====== Exercise data

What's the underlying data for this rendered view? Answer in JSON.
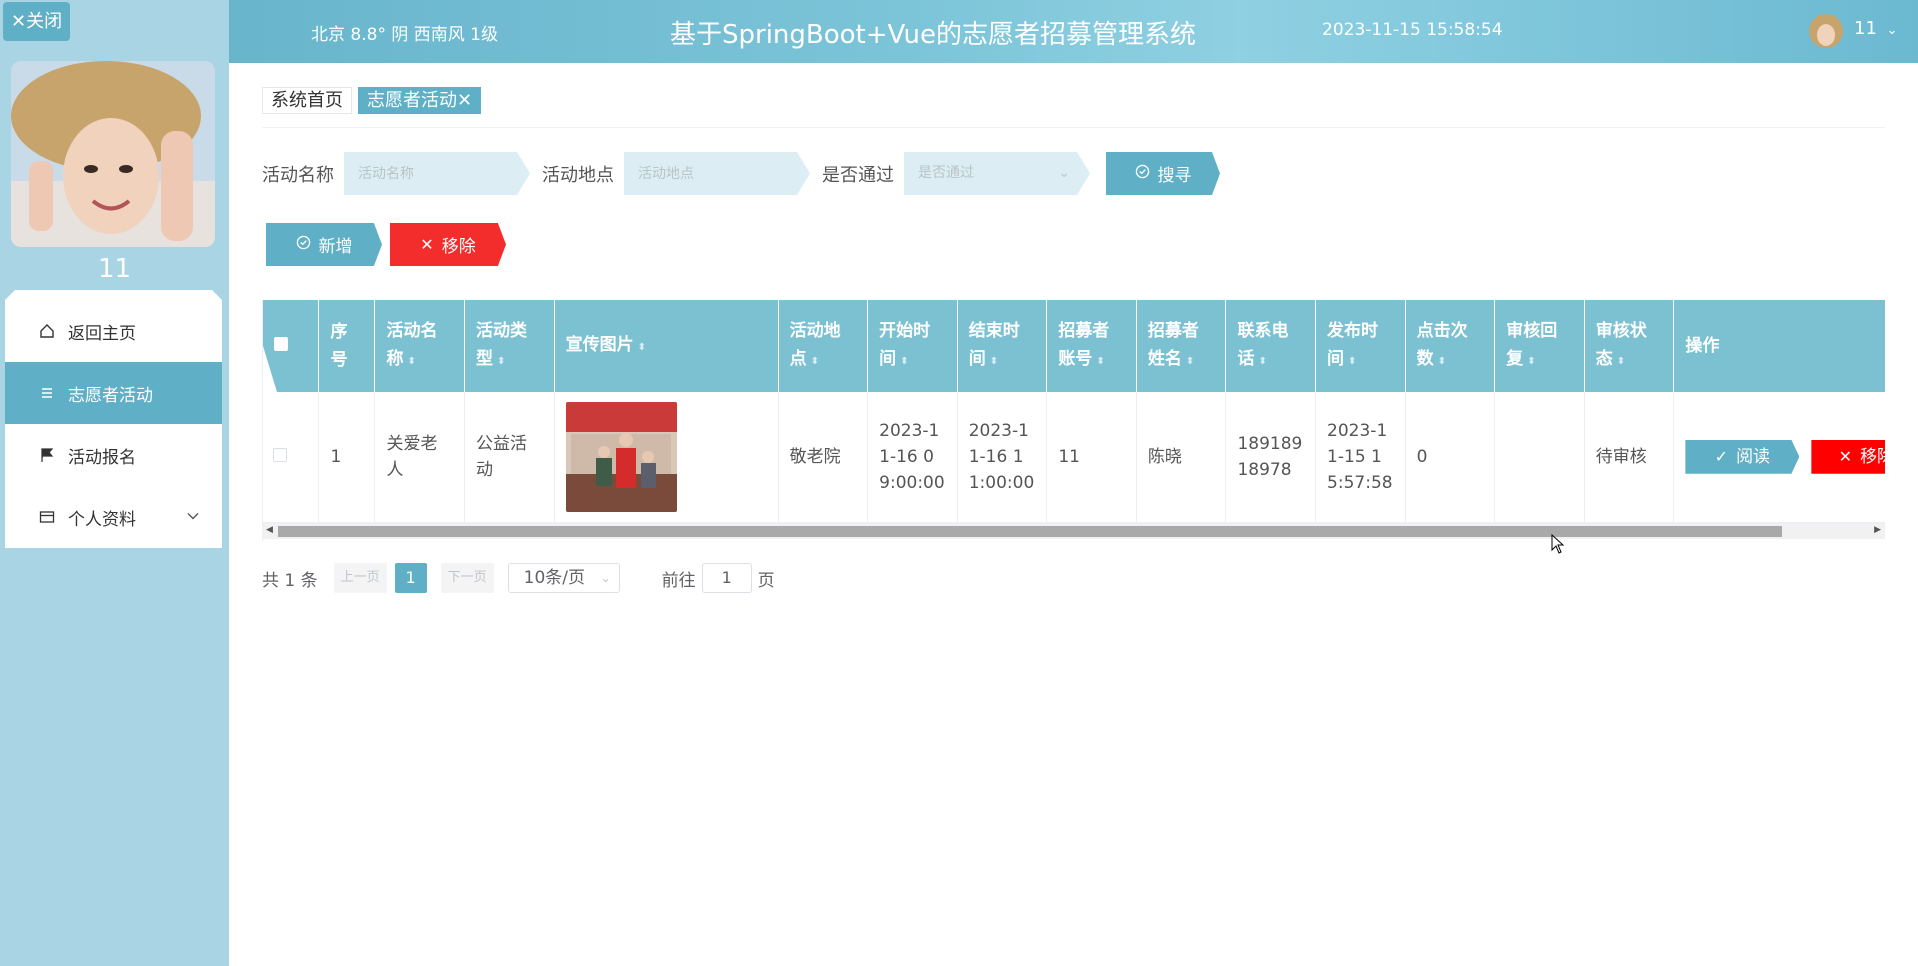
{
  "sidebar": {
    "close_label": "关闭",
    "user_name": "11",
    "items": [
      {
        "label": "返回主页",
        "icon": "home-icon"
      },
      {
        "label": "志愿者活动",
        "icon": "list-icon",
        "active": true
      },
      {
        "label": "活动报名",
        "icon": "flag-icon"
      },
      {
        "label": "个人资料",
        "icon": "card-icon",
        "expandable": true
      }
    ]
  },
  "header": {
    "weather": "北京  8.8°  阴  西南风  1级",
    "title": "基于SpringBoot+Vue的志愿者招募管理系统",
    "datetime": "2023-11-15 15:58:54",
    "user": "11"
  },
  "tabs": [
    {
      "label": "系统首页"
    },
    {
      "label": "志愿者活动✕",
      "active": true
    }
  ],
  "search": {
    "name_label": "活动名称",
    "name_placeholder": "活动名称",
    "place_label": "活动地点",
    "place_placeholder": "活动地点",
    "pass_label": "是否通过",
    "pass_placeholder": "是否通过",
    "search_button": "搜寻"
  },
  "actions": {
    "add_label": "新增",
    "delete_label": "移除"
  },
  "table": {
    "headers": [
      "序号",
      "活动名称",
      "活动类型",
      "宣传图片",
      "活动地点",
      "开始时间",
      "结束时间",
      "招募者账号",
      "招募者姓名",
      "联系电话",
      "发布时间",
      "点击次数",
      "审核回复",
      "审核状态",
      "操作"
    ],
    "rows": [
      {
        "index": "1",
        "name": "关爱老人",
        "type": "公益活动",
        "place": "敬老院",
        "start": "2023-11-16 09:00:00",
        "end": "2023-11-16 11:00:00",
        "account": "11",
        "recruiter": "陈晓",
        "phone": "18918918978",
        "published": "2023-11-15 15:57:58",
        "clicks": "0",
        "reply": "",
        "status": "待审核",
        "read_label": "阅读",
        "delete_label": "移除"
      }
    ]
  },
  "pagination": {
    "total": "共 1 条",
    "prev": "上一页",
    "current": "1",
    "next": "下一页",
    "page_size": "10条/页",
    "goto_label": "前往",
    "goto_value": "1",
    "page_suffix": "页"
  },
  "colors": {
    "accent": "#5fb0c6",
    "danger": "#f32c2c",
    "sidebar_bg": "#a8d4e3",
    "header_bg": "#7bc1d2"
  }
}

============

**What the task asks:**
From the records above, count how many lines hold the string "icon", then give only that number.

**Response box:**
4